» **Records to use**:

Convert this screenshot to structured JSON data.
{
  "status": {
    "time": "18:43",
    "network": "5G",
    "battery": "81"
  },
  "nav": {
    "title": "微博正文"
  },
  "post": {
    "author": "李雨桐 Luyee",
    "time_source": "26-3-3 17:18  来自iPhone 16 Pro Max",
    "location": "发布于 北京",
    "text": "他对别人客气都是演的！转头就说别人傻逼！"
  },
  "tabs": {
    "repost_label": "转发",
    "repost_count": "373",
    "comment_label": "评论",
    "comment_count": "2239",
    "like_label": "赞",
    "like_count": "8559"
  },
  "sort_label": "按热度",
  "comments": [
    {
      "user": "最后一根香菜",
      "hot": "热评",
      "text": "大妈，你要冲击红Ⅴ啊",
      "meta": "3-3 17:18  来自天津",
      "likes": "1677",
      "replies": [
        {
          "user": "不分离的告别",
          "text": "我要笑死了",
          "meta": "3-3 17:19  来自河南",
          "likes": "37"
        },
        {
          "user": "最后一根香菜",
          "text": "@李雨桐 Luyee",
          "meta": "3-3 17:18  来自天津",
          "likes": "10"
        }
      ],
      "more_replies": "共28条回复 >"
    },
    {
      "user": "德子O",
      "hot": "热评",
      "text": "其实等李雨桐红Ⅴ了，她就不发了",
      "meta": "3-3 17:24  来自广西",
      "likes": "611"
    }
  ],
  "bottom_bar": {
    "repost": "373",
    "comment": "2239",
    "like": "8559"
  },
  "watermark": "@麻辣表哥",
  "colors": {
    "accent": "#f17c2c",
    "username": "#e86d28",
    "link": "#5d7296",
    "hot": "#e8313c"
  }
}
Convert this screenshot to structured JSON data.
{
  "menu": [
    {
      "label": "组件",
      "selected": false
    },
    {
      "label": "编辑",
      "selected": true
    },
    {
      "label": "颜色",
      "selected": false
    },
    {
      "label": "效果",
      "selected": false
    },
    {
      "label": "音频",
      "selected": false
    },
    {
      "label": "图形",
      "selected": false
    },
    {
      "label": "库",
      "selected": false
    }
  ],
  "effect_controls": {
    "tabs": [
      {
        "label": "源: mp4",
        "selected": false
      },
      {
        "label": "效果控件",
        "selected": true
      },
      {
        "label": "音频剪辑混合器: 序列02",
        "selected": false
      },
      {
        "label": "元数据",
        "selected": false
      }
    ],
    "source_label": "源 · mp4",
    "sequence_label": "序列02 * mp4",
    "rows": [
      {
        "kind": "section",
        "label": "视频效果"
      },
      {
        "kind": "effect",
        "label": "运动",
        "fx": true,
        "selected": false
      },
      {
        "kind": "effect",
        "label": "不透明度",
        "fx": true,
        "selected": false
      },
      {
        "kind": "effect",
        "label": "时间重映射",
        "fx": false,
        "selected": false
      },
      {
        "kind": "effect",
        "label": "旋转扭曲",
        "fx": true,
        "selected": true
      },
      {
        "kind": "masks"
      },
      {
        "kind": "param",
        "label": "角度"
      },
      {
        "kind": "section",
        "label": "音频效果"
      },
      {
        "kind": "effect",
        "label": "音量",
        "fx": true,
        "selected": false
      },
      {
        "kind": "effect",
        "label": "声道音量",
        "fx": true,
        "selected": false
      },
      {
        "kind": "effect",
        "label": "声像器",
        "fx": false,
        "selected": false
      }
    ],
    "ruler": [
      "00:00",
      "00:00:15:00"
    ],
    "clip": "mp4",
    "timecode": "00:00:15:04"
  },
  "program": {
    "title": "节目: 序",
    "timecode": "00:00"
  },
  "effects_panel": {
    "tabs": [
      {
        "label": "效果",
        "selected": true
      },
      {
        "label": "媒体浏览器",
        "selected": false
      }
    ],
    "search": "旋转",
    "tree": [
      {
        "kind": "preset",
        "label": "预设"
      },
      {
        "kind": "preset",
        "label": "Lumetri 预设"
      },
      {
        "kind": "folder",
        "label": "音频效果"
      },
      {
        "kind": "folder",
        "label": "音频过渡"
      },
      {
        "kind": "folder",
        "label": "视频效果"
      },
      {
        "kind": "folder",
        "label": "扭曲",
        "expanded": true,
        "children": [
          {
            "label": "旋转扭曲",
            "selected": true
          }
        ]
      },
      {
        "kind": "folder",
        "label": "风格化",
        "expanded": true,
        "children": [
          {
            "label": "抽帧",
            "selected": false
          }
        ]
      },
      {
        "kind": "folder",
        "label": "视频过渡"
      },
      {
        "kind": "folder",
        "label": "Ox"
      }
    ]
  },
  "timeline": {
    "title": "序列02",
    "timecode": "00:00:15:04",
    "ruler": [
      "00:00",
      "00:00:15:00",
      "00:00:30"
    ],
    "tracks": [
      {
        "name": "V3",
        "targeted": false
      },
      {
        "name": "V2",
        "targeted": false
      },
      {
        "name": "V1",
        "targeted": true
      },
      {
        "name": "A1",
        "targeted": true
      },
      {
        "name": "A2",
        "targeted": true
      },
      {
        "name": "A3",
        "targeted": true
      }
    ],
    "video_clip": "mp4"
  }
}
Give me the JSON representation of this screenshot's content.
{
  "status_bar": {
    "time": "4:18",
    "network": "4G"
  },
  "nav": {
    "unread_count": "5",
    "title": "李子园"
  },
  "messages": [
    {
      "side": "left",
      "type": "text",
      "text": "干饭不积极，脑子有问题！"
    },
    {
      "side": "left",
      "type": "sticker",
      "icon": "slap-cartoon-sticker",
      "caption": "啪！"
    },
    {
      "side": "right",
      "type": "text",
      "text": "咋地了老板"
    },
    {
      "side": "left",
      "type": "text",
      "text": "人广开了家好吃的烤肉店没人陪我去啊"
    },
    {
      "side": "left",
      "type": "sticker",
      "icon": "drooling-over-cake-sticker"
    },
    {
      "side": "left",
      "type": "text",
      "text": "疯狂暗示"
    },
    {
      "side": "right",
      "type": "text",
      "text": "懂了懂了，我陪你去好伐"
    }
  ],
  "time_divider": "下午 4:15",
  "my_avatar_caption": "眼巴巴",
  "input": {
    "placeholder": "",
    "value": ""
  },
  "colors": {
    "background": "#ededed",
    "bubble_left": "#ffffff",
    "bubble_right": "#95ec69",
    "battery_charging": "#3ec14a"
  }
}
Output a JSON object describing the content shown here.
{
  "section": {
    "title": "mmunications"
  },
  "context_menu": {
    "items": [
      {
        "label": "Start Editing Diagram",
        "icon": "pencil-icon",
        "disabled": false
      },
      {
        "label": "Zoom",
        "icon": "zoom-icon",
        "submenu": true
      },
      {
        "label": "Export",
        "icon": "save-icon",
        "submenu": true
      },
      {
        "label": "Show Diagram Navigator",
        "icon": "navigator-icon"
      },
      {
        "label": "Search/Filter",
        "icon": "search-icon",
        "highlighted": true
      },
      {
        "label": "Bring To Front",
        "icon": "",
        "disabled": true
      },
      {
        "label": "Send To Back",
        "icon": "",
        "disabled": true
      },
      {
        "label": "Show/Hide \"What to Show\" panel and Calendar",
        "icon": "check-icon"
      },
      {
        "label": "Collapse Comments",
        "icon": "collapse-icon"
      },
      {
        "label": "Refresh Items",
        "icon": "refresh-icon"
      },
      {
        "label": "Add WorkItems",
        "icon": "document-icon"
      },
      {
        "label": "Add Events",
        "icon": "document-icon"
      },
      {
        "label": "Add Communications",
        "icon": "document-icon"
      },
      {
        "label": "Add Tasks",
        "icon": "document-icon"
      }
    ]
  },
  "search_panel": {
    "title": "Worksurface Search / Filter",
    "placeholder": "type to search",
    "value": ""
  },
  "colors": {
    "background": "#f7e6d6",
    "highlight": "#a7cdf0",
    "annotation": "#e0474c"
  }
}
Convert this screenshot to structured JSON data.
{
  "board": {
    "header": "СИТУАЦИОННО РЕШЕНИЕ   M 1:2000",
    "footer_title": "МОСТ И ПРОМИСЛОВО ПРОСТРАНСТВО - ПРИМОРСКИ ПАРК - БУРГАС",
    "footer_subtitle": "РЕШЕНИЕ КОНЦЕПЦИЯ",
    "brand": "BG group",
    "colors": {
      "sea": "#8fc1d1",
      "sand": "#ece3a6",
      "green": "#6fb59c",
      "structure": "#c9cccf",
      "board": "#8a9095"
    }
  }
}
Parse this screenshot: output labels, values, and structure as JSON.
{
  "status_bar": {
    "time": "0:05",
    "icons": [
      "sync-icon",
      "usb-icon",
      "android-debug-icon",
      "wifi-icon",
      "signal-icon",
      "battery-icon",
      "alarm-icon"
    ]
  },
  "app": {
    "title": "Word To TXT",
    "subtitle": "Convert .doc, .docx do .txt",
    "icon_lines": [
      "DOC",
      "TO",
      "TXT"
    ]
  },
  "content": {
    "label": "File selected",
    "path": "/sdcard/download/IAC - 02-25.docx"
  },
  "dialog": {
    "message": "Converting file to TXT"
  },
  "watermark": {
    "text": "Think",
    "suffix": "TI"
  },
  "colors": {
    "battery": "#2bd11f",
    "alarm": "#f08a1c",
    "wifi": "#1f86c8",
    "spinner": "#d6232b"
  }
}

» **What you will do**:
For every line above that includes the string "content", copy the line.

» **Expected answer**:
Give me the JSON representation of this screenshot's content.
Output a JSON object describing the content shown here.
  "content": {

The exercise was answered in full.